Give back each entry exactly as written, apart from the pictures.

Record set:
--------------------------------

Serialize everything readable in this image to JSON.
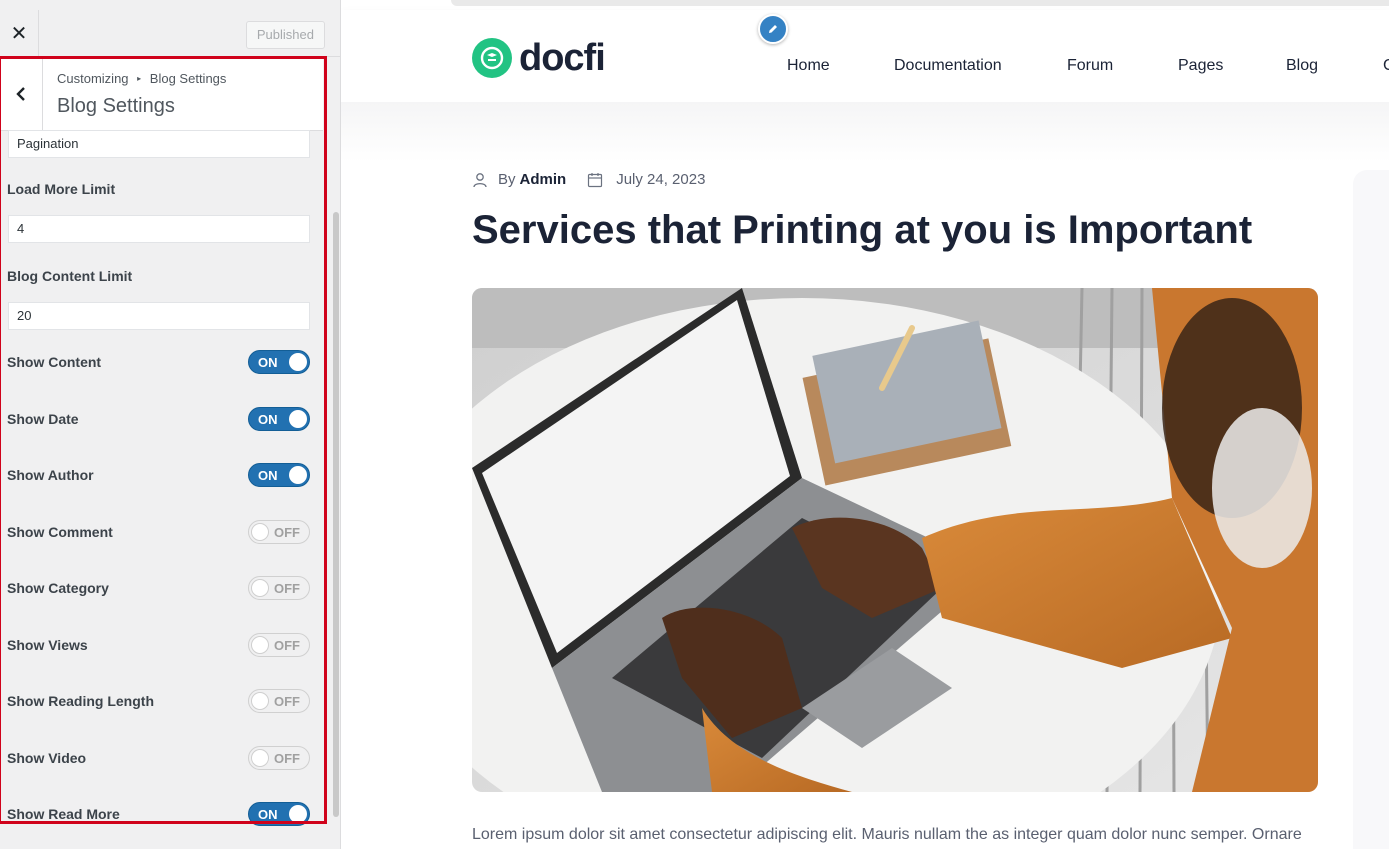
{
  "customizer": {
    "close_label": "✕",
    "publish_label": "Published",
    "breadcrumb": {
      "parent": "Customizing",
      "separator": "▸",
      "current": "Blog Settings"
    },
    "section_title": "Blog Settings",
    "pagination_value": "Pagination",
    "load_more": {
      "label": "Load More Limit",
      "value": "4"
    },
    "content_limit": {
      "label": "Blog Content Limit",
      "value": "20"
    },
    "toggles": [
      {
        "label": "Show Content",
        "state": "ON"
      },
      {
        "label": "Show Date",
        "state": "ON"
      },
      {
        "label": "Show Author",
        "state": "ON"
      },
      {
        "label": "Show Comment",
        "state": "OFF"
      },
      {
        "label": "Show Category",
        "state": "OFF"
      },
      {
        "label": "Show Views",
        "state": "OFF"
      },
      {
        "label": "Show Reading Length",
        "state": "OFF"
      },
      {
        "label": "Show Video",
        "state": "OFF"
      },
      {
        "label": "Show Read More",
        "state": "ON"
      }
    ],
    "highlight_color": "#d0021b",
    "toggle_on_color": "#2271b1"
  },
  "site": {
    "logo_text": "docfi",
    "brand_color": "#22c383",
    "nav": [
      "Home",
      "Documentation",
      "Forum",
      "Pages",
      "Blog",
      "C"
    ],
    "post": {
      "by_label": "By",
      "author": "Admin",
      "date": "July 24, 2023",
      "title": "Services that Printing at you is Important",
      "excerpt": "Lorem ipsum dolor sit amet consectetur adipiscing elit. Mauris nullam the as integer quam dolor nunc semper. Ornare"
    }
  }
}
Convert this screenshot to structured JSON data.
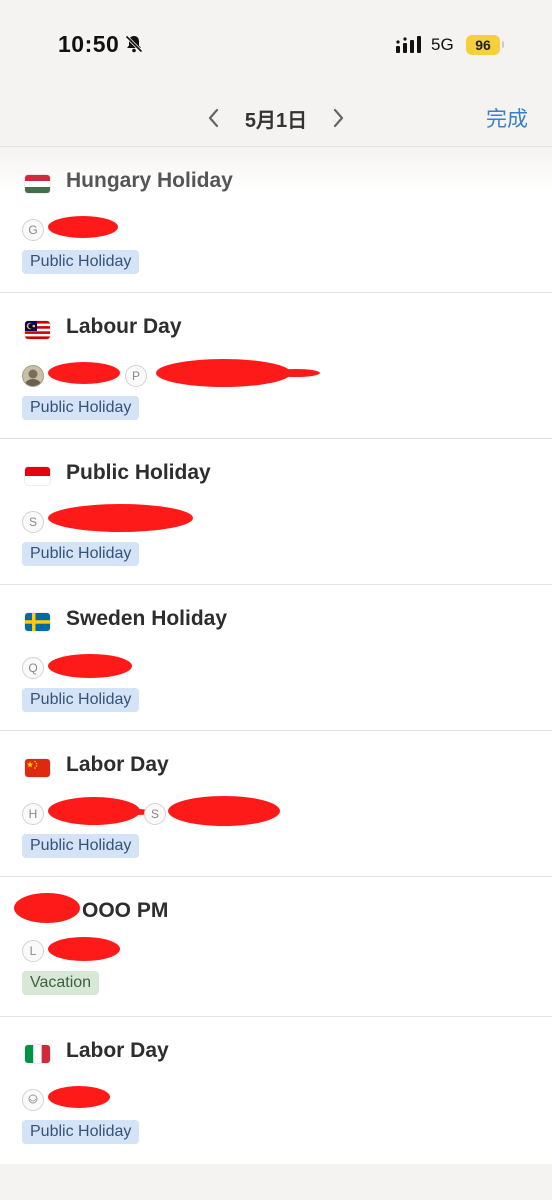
{
  "status_bar": {
    "time": "10:50",
    "network": "5G",
    "battery": "96",
    "icons": [
      "bell-slash-icon",
      "signal-icon"
    ]
  },
  "nav": {
    "title": "5月1日",
    "done_label": "完成",
    "icons": [
      "chevron-left-icon",
      "chevron-right-icon"
    ]
  },
  "colors": {
    "accent": "#3a80c6",
    "public_holiday_tag_bg": "#d4e3f5",
    "vacation_tag_bg": "#d8e8d6",
    "battery": "#f5cf3c"
  },
  "events": [
    {
      "flag": "hungary-flag",
      "title": "Hungary Holiday",
      "attendees": [
        {
          "initial": "G"
        }
      ],
      "tag": "Public Holiday"
    },
    {
      "flag": "malaysia-flag",
      "title": "Labour Day",
      "attendees": [
        {
          "initial": ""
        },
        {
          "initial": "P"
        }
      ],
      "tag": "Public Holiday"
    },
    {
      "flag": "indonesia-flag",
      "title": "Public Holiday",
      "attendees": [
        {
          "initial": "S"
        }
      ],
      "tag": "Public Holiday"
    },
    {
      "flag": "sweden-flag",
      "title": "Sweden Holiday",
      "attendees": [
        {
          "initial": "Q"
        }
      ],
      "tag": "Public Holiday"
    },
    {
      "flag": "china-flag",
      "title": "Labor Day",
      "attendees": [
        {
          "initial": "H"
        },
        {
          "initial": "S"
        }
      ],
      "tag": "Public Holiday"
    },
    {
      "flag": "",
      "title": "OOO PM",
      "attendees": [
        {
          "initial": "L"
        }
      ],
      "tag": "Vacation"
    },
    {
      "flag": "italy-flag",
      "title": "Labor Day",
      "attendees": [
        {
          "initial": ""
        }
      ],
      "tag": "Public Holiday"
    }
  ]
}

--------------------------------

Exercise result:
Serialize everything readable in this image to JSON.
{
  "customizer": {
    "close_label": "✕",
    "publish_label": "Published",
    "breadcrumb": {
      "parent": "Customizing",
      "separator": "▸",
      "current": "Blog Settings"
    },
    "section_title": "Blog Settings",
    "pagination_value": "Pagination",
    "load_more": {
      "label": "Load More Limit",
      "value": "4"
    },
    "content_limit": {
      "label": "Blog Content Limit",
      "value": "20"
    },
    "toggles": [
      {
        "label": "Show Content",
        "state": "ON"
      },
      {
        "label": "Show Date",
        "state": "ON"
      },
      {
        "label": "Show Author",
        "state": "ON"
      },
      {
        "label": "Show Comment",
        "state": "OFF"
      },
      {
        "label": "Show Category",
        "state": "OFF"
      },
      {
        "label": "Show Views",
        "state": "OFF"
      },
      {
        "label": "Show Reading Length",
        "state": "OFF"
      },
      {
        "label": "Show Video",
        "state": "OFF"
      },
      {
        "label": "Show Read More",
        "state": "ON"
      }
    ],
    "highlight_color": "#d0021b",
    "toggle_on_color": "#2271b1"
  },
  "site": {
    "logo_text": "docfi",
    "brand_color": "#22c383",
    "nav": [
      "Home",
      "Documentation",
      "Forum",
      "Pages",
      "Blog",
      "C"
    ],
    "post": {
      "by_label": "By",
      "author": "Admin",
      "date": "July 24, 2023",
      "title": "Services that Printing at you is Important",
      "excerpt": "Lorem ipsum dolor sit amet consectetur adipiscing elit. Mauris nullam the as integer quam dolor nunc semper. Ornare"
    }
  }
}
Convert this screenshot to structured JSON data.
{
  "status_bar": {
    "time": "10:50",
    "network": "5G",
    "battery": "96",
    "icons": [
      "bell-slash-icon",
      "signal-icon"
    ]
  },
  "nav": {
    "title": "5月1日",
    "done_label": "完成",
    "icons": [
      "chevron-left-icon",
      "chevron-right-icon"
    ]
  },
  "colors": {
    "accent": "#3a80c6",
    "public_holiday_tag_bg": "#d4e3f5",
    "vacation_tag_bg": "#d8e8d6",
    "battery": "#f5cf3c"
  },
  "events": [
    {
      "flag": "hungary-flag",
      "title": "Hungary Holiday",
      "attendees": [
        {
          "initial": "G"
        }
      ],
      "tag": "Public Holiday"
    },
    {
      "flag": "malaysia-flag",
      "title": "Labour Day",
      "attendees": [
        {
          "initial": ""
        },
        {
          "initial": "P"
        }
      ],
      "tag": "Public Holiday"
    },
    {
      "flag": "indonesia-flag",
      "title": "Public Holiday",
      "attendees": [
        {
          "initial": "S"
        }
      ],
      "tag": "Public Holiday"
    },
    {
      "flag": "sweden-flag",
      "title": "Sweden Holiday",
      "attendees": [
        {
          "initial": "Q"
        }
      ],
      "tag": "Public Holiday"
    },
    {
      "flag": "china-flag",
      "title": "Labor Day",
      "attendees": [
        {
          "initial": "H"
        },
        {
          "initial": "S"
        }
      ],
      "tag": "Public Holiday"
    },
    {
      "flag": "",
      "title": "OOO PM",
      "attendees": [
        {
          "initial": "L"
        }
      ],
      "tag": "Vacation"
    },
    {
      "flag": "italy-flag",
      "title": "Labor Day",
      "attendees": [
        {
          "initial": ""
        }
      ],
      "tag": "Public Holiday"
    }
  ]
}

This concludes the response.